Maker boxes extend this concept by ensuring that some of the activities related to the book have a focus on making. Our aim is to stimulate reflection on the potential role of makerspaces in early years settings through the use of maker boxes. Although the boxes themselves contain the materials required for only two maker activities to be undertaken, they all contain further guidance on setting up a makerspace in an early years setting.
The maker boxes all contain the following sets of resources:
A MakEY story sack
These contain one or more books, along with a set of props that can be used with the books. The props include resources such as puppets, dolls and artefacts related to the theme of the book/s, which can stimulate oral language and engage children’s imaginations.
Resources for small-world play
These resources consist of small objects that can be used to stimulate imaginative play, and foster oral language. The objects are related to the theme of the book/s contained in the MakEY story sack. The use of such objects can enable children to re-tell the story, or engage in play related to its content, thus contributing to comprehension of its contents, and the relating of the contents to their own lives and experiences.
A language game
This normally consist of an activity that supports oracy and/ or reading and/ or writing.
The theme of the game or activity relates to the book/s contained in the story sack. This can, in some cases, reinforce key vocabulary.
A mathematics game
This normally consist of an activity that supports learning in mathematics. The theme of the game or activity relates to the book/s contained in the story sack.
Each maker box contains materials and resources that enable two maker activities to be undertaken. These are activities that involve making and can foster learning in science, engineering, mathematics and technology (STEM), in addition to relating to curriculum areas such as art, craft and design, music, and so on (STEAM). Each activity relates to the theme of the book/s contained in the story sack.
The aim of the inclusion of such activities is to introduce practitioners to the concept of making/ makerspaces through the use of materials and approaches which are familiar. The activities are also framed thematically, which relates to the way that many early years settings and schools plan learning.
Guidance on setting up makerspaces

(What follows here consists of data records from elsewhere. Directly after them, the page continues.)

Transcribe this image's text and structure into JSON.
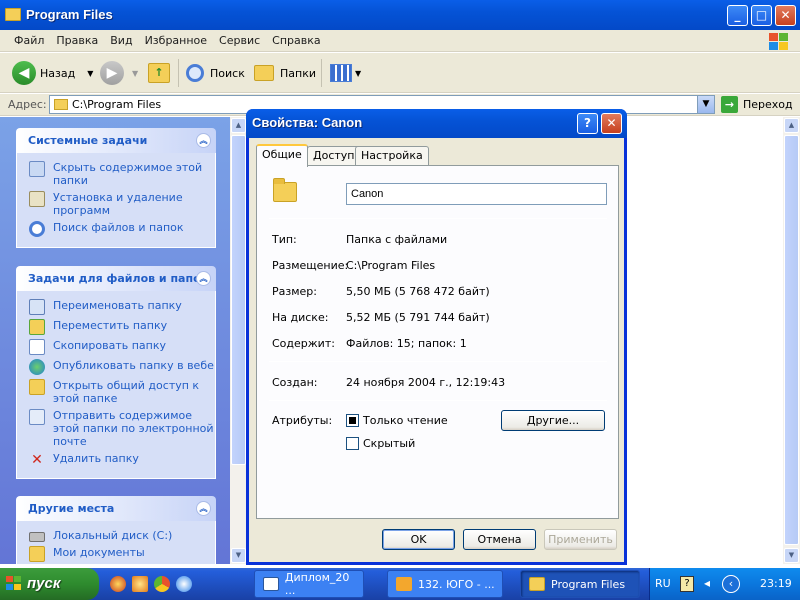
{
  "window": {
    "title": "Program Files",
    "colors": {
      "title_bar": "#0553d6",
      "task_pane_link": "#215dc6",
      "close": "#c6401f"
    }
  },
  "menu": [
    "Файл",
    "Правка",
    "Вид",
    "Избранное",
    "Сервис",
    "Справка"
  ],
  "toolbar": {
    "back_label": "Назад",
    "search_label": "Поиск",
    "folders_label": "Папки"
  },
  "address": {
    "label": "Адрес:",
    "value": "C:\\Program Files",
    "go_label": "Переход"
  },
  "task_pane": {
    "system_tasks": {
      "title": "Системные задачи",
      "items": [
        {
          "label": "Скрыть содержимое этой папки",
          "icon": "folder-view-icon"
        },
        {
          "label": "Установка и удаление программ",
          "icon": "add-remove-programs-icon"
        },
        {
          "label": "Поиск файлов и папок",
          "icon": "search-icon"
        }
      ]
    },
    "file_tasks": {
      "title": "Задачи для файлов и папок",
      "items": [
        {
          "label": "Переименовать папку",
          "icon": "rename-icon"
        },
        {
          "label": "Переместить папку",
          "icon": "move-icon"
        },
        {
          "label": "Скопировать папку",
          "icon": "copy-icon"
        },
        {
          "label": "Опубликовать папку в вебе",
          "icon": "publish-web-icon"
        },
        {
          "label": "Открыть общий доступ к этой папке",
          "icon": "share-icon"
        },
        {
          "label": "Отправить содержимое этой папки по электронной почте",
          "icon": "email-icon"
        },
        {
          "label": "Удалить папку",
          "icon": "delete-icon"
        }
      ]
    },
    "other_places": {
      "title": "Другие места",
      "items": [
        {
          "label": "Локальный диск (C:)",
          "icon": "drive-icon"
        },
        {
          "label": "Мои документы",
          "icon": "my-documents-icon"
        }
      ]
    }
  },
  "dialog": {
    "title": "Свойства: Canon",
    "tabs": [
      "Общие",
      "Доступ",
      "Настройка"
    ],
    "active_tab": "Общие",
    "name_value": "Canon",
    "props": {
      "type_label": "Тип:",
      "type_value": "Папка с файлами",
      "location_label": "Размещение:",
      "location_value": "C:\\Program Files",
      "size_label": "Размер:",
      "size_value": "5,50 МБ (5 768 472 байт)",
      "ondisk_label": "На диске:",
      "ondisk_value": "5,52 МБ (5 791 744 байт)",
      "contains_label": "Содержит:",
      "contains_value": "Файлов: 15; папок: 1",
      "created_label": "Создан:",
      "created_value": "24 ноября 2004 г., 12:19:43",
      "attributes_label": "Атрибуты:"
    },
    "attributes": {
      "readonly_label": "Только чтение",
      "readonly_checked": true,
      "hidden_label": "Скрытый",
      "hidden_checked": false,
      "other_button": "Другие..."
    },
    "buttons": {
      "ok": "OK",
      "cancel": "Отмена",
      "apply": "Применить"
    }
  },
  "taskbar": {
    "start_label": "пуск",
    "tasks": [
      {
        "label": "Диплом_20 ...",
        "icon": "word-doc-icon",
        "active": false
      },
      {
        "label": "132. ЮГО - ...",
        "icon": "app-icon",
        "active": false
      },
      {
        "label": "Program Files",
        "icon": "folder-icon",
        "active": true
      }
    ],
    "tray": {
      "lang": "RU",
      "clock": "23:19"
    }
  }
}
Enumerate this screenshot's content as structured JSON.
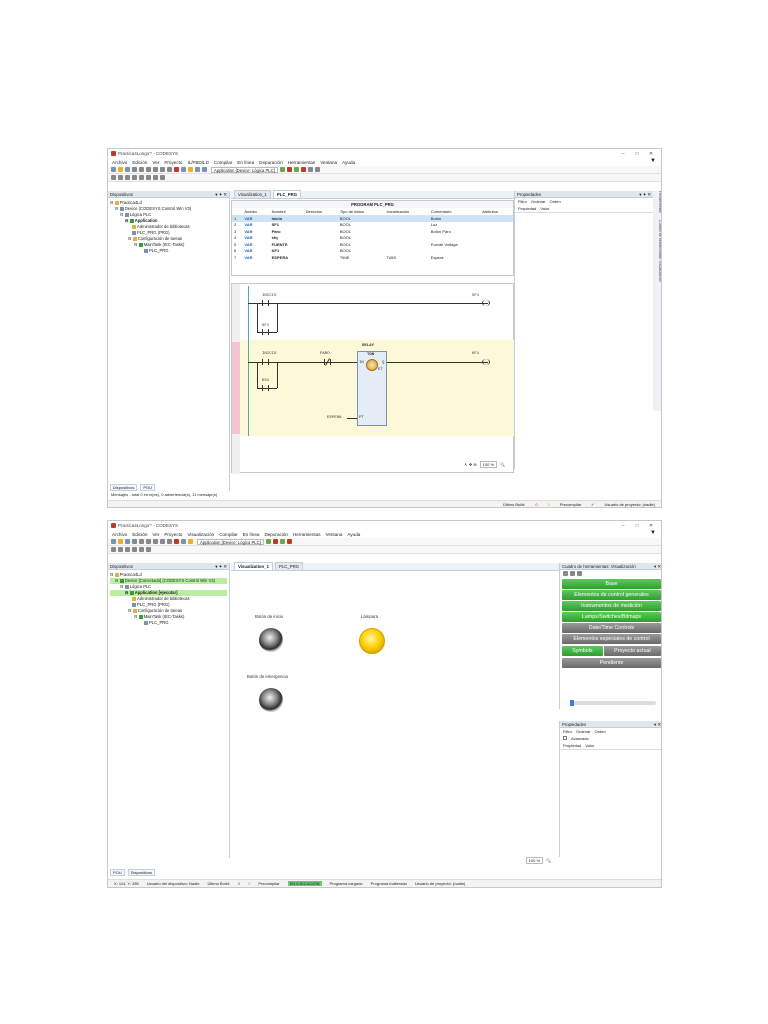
{
  "shot1": {
    "window_title": "Practica4Longo’* - CODESYS",
    "menu": [
      "Archivo",
      "Edición",
      "Ver",
      "Proyecto",
      "IL/FBD/LD",
      "Compilar",
      "En línea",
      "Depuración",
      "Herramientas",
      "Ventana",
      "Ayuda"
    ],
    "toolbar_selector": "Application [Device: Lógica PLC]",
    "devices_panel_title": "Dispositivos",
    "tree": [
      "Practica4Ld",
      "Device (CODESYS Control Win V3)",
      "Lógica PLC",
      "Application",
      "Administrador de bibliotecas",
      "PLC_PRG (PRG)",
      "Configuración de tareas",
      "MainTask (IEC-Tasks)",
      "PLC_PRG"
    ],
    "tabs": [
      "Visualization_1",
      "PLC_PRG"
    ],
    "program_title": "PROGRAM PLC_PRG",
    "decl_headers": [
      "Ámbito",
      "Nombre",
      "Dirección",
      "Tipo de datos",
      "Inicialización",
      "Comentario",
      "Atributos"
    ],
    "decl_rows": [
      {
        "n": "1",
        "scope": "VAR",
        "name": "Inicio",
        "type": "BOOL",
        "init": "",
        "comment": "Botón"
      },
      {
        "n": "2",
        "scope": "VAR",
        "name": "SF1",
        "type": "BOOL",
        "init": "",
        "comment": "Luz"
      },
      {
        "n": "3",
        "scope": "VAR",
        "name": "Paro",
        "type": "BOOL",
        "init": "",
        "comment": "Botón Paro"
      },
      {
        "n": "4",
        "scope": "VAR",
        "name": "sfq",
        "type": "BOOL",
        "init": "",
        "comment": ""
      },
      {
        "n": "5",
        "scope": "VAR",
        "name": "FUENTE",
        "type": "BOOL",
        "init": "",
        "comment": "Fuente Voltage"
      },
      {
        "n": "6",
        "scope": "VAR",
        "name": "KF1",
        "type": "BOOL",
        "init": "",
        "comment": ""
      },
      {
        "n": "7",
        "scope": "VAR",
        "name": "ESPERA",
        "type": "TIME",
        "init": "T#5S",
        "comment": "Espera"
      }
    ],
    "rung1": {
      "c1": "INICIO",
      "c2": "SF1",
      "coil": "SF1"
    },
    "rung2": {
      "block": "DELAY",
      "fb": "TON",
      "c1": "INICIO",
      "c2": "PARO",
      "c3": "KS1",
      "coil": "KF1",
      "in": "IN",
      "q": "Q",
      "et": "ET",
      "pt": "PT",
      "pt_var": "ESPERA"
    },
    "zoom": "100 %",
    "props_title": "Propiedades",
    "props_toolbar": [
      "Filtro",
      "Ordenar",
      "Orden"
    ],
    "props_cols": [
      "Propiedad",
      "Valor"
    ],
    "side_tabs": [
      "Herramientas",
      "Cuadro de herramientas: Visualización"
    ],
    "bottom_tabs": [
      "Dispositivos",
      "POU"
    ],
    "messages": "Mensajes - total 0 error(es), 0 advertencia(s), 11 mensaje(s)",
    "status": {
      "build": "Último Build:",
      "e": "0",
      "w": "0",
      "precompile": "Precompilar",
      "user": "Usuario de proyecto: (nadie)"
    }
  },
  "shot2": {
    "window_title": "Practica4Longo’* - CODESYS",
    "menu": [
      "Archivo",
      "Edición",
      "Ver",
      "Proyecto",
      "Visualización",
      "Compilar",
      "En línea",
      "Depuración",
      "Herramientas",
      "Ventana",
      "Ayuda"
    ],
    "toolbar_selector": "Application [Device: Lógica PLC]",
    "devices_panel_title": "Dispositivos",
    "tree": [
      "Practica4Ld",
      "Device [Conectado] (CODESYS Control Win V3)",
      "Lógica PLC",
      "Application [ejecutar]",
      "Administrador de bibliotecas",
      "PLC_PRG (PRG)",
      "Configuración de tareas",
      "MainTask (IEC-Tasks)",
      "PLC_PRG"
    ],
    "tabs": [
      "Visualization_1",
      "PLC_PRG"
    ],
    "visu": {
      "start_label": "Botón de inicio",
      "lamp_label": "Lámpara",
      "emergency_label": "Botón de emergencia"
    },
    "zoom": "100 %",
    "toolbox_title": "Cuadro de herramientas: Visualización",
    "toolbox_buttons": [
      {
        "label": "Base",
        "style": "gr"
      },
      {
        "label": "Elementos de control generales",
        "style": "gr"
      },
      {
        "label": "Instrumentos de medición",
        "style": "gr"
      },
      {
        "label": "Lamps/Switches/Bitmaps",
        "style": "gr"
      },
      {
        "label": "Date/Time Controls",
        "style": "gy"
      },
      {
        "label": "Elementos especiales de control",
        "style": "gy"
      }
    ],
    "toolbox_split": [
      "Symbols",
      "Proyecto actual"
    ],
    "toolbox_last": "Pendiente",
    "props_title": "Propiedades",
    "props_toolbar": [
      "Filtro",
      "Ordenar",
      "Orden"
    ],
    "props_advanced": "Avanzado",
    "props_cols": [
      "Propiedad",
      "Valor"
    ],
    "bottom_tabs": [
      "POU",
      "Dispositivos"
    ],
    "status": {
      "coords": "X: 114, Y: 289",
      "device_user": "Usuario del dispositivo: Nadie",
      "build": "Último Build:",
      "e": "0",
      "w": "0",
      "precompile": "Precompilar",
      "run": "EN EJECUCIÓN",
      "loaded": "Programa cargado",
      "unchanged": "Programa inalterado",
      "user": "Usuario de proyecto: (nadie)"
    }
  }
}
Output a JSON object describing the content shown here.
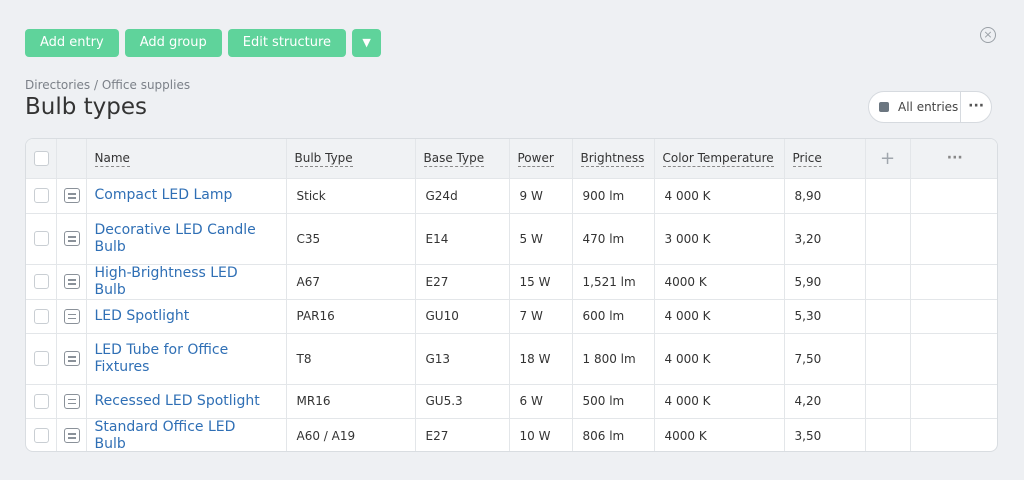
{
  "toolbar": {
    "add_entry": "Add entry",
    "add_group": "Add group",
    "edit_structure": "Edit structure",
    "dropdown": "▼"
  },
  "close": "×",
  "breadcrumb": "Directories / Office supplies",
  "title": "Bulb types",
  "filter": {
    "label": "All entries",
    "more": "···"
  },
  "table": {
    "add_column": "+",
    "more_columns": "···",
    "columns": [
      "Name",
      "Bulb Type",
      "Base Type",
      "Power",
      "Brightness",
      "Color Temperature",
      "Price"
    ],
    "rows": [
      {
        "name": "Compact LED Lamp",
        "bulb": "Stick",
        "base": "G24d",
        "power": "9 W",
        "brightness": "900 lm",
        "temp": "4 000 K",
        "price": "8,90"
      },
      {
        "name": "Decorative LED Candle Bulb",
        "bulb": "C35",
        "base": "E14",
        "power": "5 W",
        "brightness": "470 lm",
        "temp": "3 000 K",
        "price": "3,20"
      },
      {
        "name": "High-Brightness LED Bulb",
        "bulb": "A67",
        "base": "E27",
        "power": "15 W",
        "brightness": "1,521 lm",
        "temp": "4000 K",
        "price": "5,90"
      },
      {
        "name": "LED Spotlight",
        "bulb": "PAR16",
        "base": "GU10",
        "power": "7 W",
        "brightness": "600 lm",
        "temp": "4 000 K",
        "price": "5,30"
      },
      {
        "name": "LED Tube for Office Fixtures",
        "bulb": "T8",
        "base": "G13",
        "power": "18 W",
        "brightness": "1 800 lm",
        "temp": "4 000 K",
        "price": "7,50"
      },
      {
        "name": "Recessed LED Spotlight",
        "bulb": "MR16",
        "base": "GU5.3",
        "power": "6 W",
        "brightness": "500 lm",
        "temp": "4 000 K",
        "price": "4,20"
      },
      {
        "name": "Standard Office LED Bulb",
        "bulb": "A60 / A19",
        "base": "E27",
        "power": "10 W",
        "brightness": "806 lm",
        "temp": "4000 K",
        "price": "3,50"
      }
    ]
  },
  "colors": {
    "accent": "#5fd39b",
    "link": "#2f6fb5",
    "background": "#eef0f3"
  }
}
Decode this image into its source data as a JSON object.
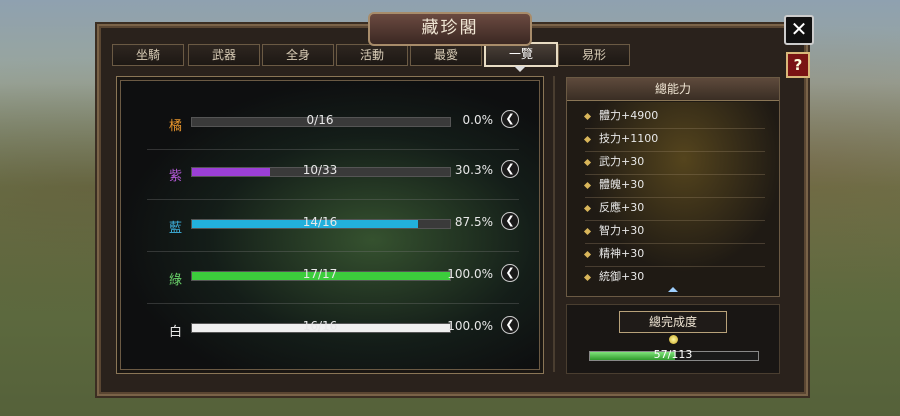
{
  "window": {
    "title": "藏珍閣",
    "close_icon": "✕",
    "help_icon": "?"
  },
  "tabs": [
    {
      "label": "坐騎"
    },
    {
      "label": "武器"
    },
    {
      "label": "全身"
    },
    {
      "label": "活動"
    },
    {
      "label": "最愛"
    },
    {
      "label": "一覽",
      "active": true
    },
    {
      "label": "易形"
    }
  ],
  "collection": [
    {
      "grade": "橘",
      "color": "#e8952c",
      "count": "0/16",
      "percent": "0.0%",
      "progress": 0.0,
      "bar_color": "#9a9a9a"
    },
    {
      "grade": "紫",
      "color": "#b45ad8",
      "count": "10/33",
      "percent": "30.3%",
      "progress": 0.303,
      "bar_color": "#9b3fd6"
    },
    {
      "grade": "藍",
      "color": "#3fb3e0",
      "count": "14/16",
      "percent": "87.5%",
      "progress": 0.875,
      "bar_color": "#22b0dc"
    },
    {
      "grade": "綠",
      "color": "#6bd46b",
      "count": "17/17",
      "percent": "100.0%",
      "progress": 1.0,
      "bar_color": "#3ccc3c"
    },
    {
      "grade": "白",
      "color": "#e8e8e8",
      "count": "16/16",
      "percent": "100.0%",
      "progress": 1.0,
      "bar_color": "#f0f0f0"
    }
  ],
  "stats": {
    "header": "總能力",
    "items": [
      "體力+4900",
      "技力+1100",
      "武力+30",
      "體魄+30",
      "反應+30",
      "智力+30",
      "精神+30",
      "統御+30"
    ]
  },
  "completion": {
    "label": "總完成度",
    "value": "57/113",
    "progress": 0.504
  }
}
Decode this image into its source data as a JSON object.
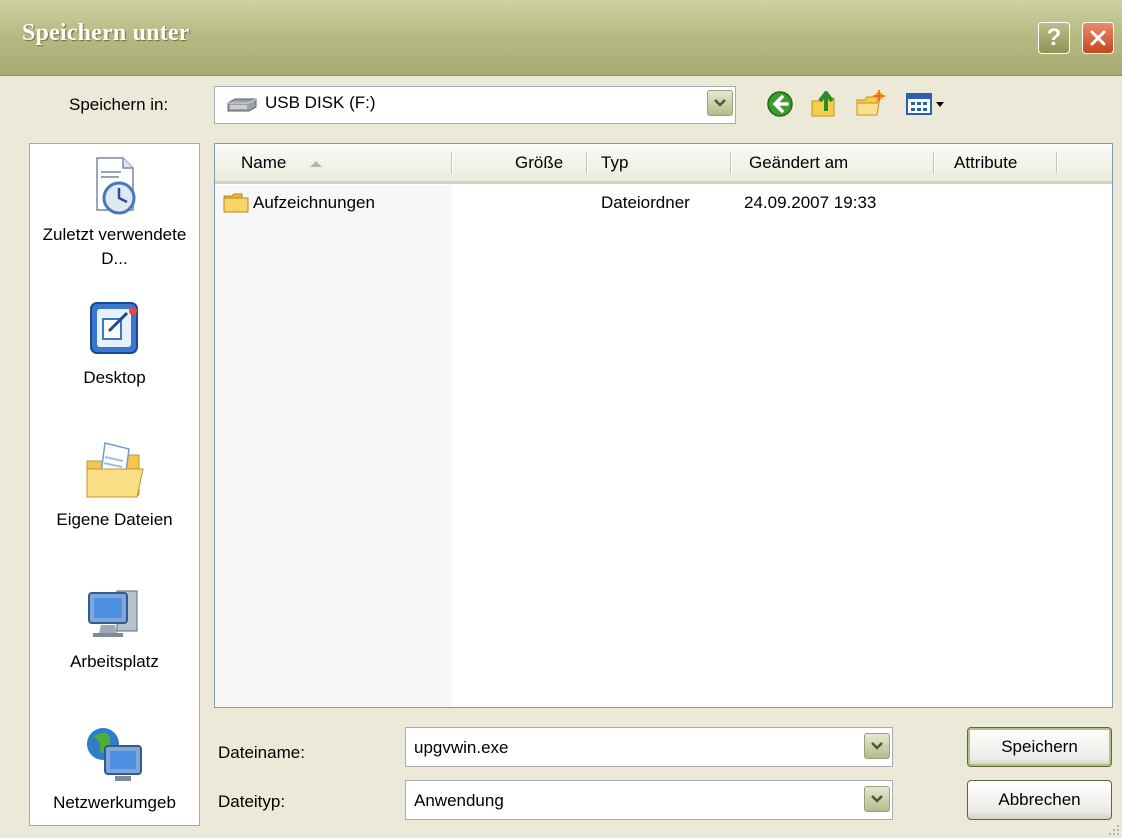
{
  "window": {
    "title": "Speichern unter",
    "help_button": "?",
    "close_button": "×"
  },
  "save_in": {
    "label": "Speichern in:",
    "value": "USB DISK (F:)"
  },
  "toolbar": {
    "icons": [
      "back-icon",
      "up-folder-icon",
      "new-folder-icon",
      "view-menu-icon"
    ]
  },
  "places": [
    {
      "label": "Zuletzt verwendete D...",
      "icon": "recent-documents-icon"
    },
    {
      "label": "Desktop",
      "icon": "desktop-icon"
    },
    {
      "label": "Eigene Dateien",
      "icon": "my-documents-icon"
    },
    {
      "label": "Arbeitsplatz",
      "icon": "my-computer-icon"
    },
    {
      "label": "Netzwerkumgeb",
      "icon": "network-places-icon"
    }
  ],
  "file_list": {
    "columns": [
      "Name",
      "Größe",
      "Typ",
      "Geändert am",
      "Attribute"
    ],
    "rows": [
      {
        "name": "Aufzeichnungen",
        "size": "",
        "type": "Dateiordner",
        "modified": "24.09.2007 19:33",
        "attributes": ""
      }
    ]
  },
  "filename": {
    "label": "Dateiname:",
    "value": "upgvwin.exe"
  },
  "filetype": {
    "label": "Dateityp:",
    "value": "Anwendung"
  },
  "buttons": {
    "save": "Speichern",
    "cancel": "Abbrechen"
  }
}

The maker boxes all contain ‘making’ activities which are self-contained, and normally lead to a product/ outcome. However, the value of including maker activities and makerspaces in formal learning spaces is that they can foster open-ended tinkering, hacking and experimentation. The maker boxes, therefore, all contain guidance on how to set up makerspaces in settings and schools – either a permanent space, or a ‘pop-up’ makerspace.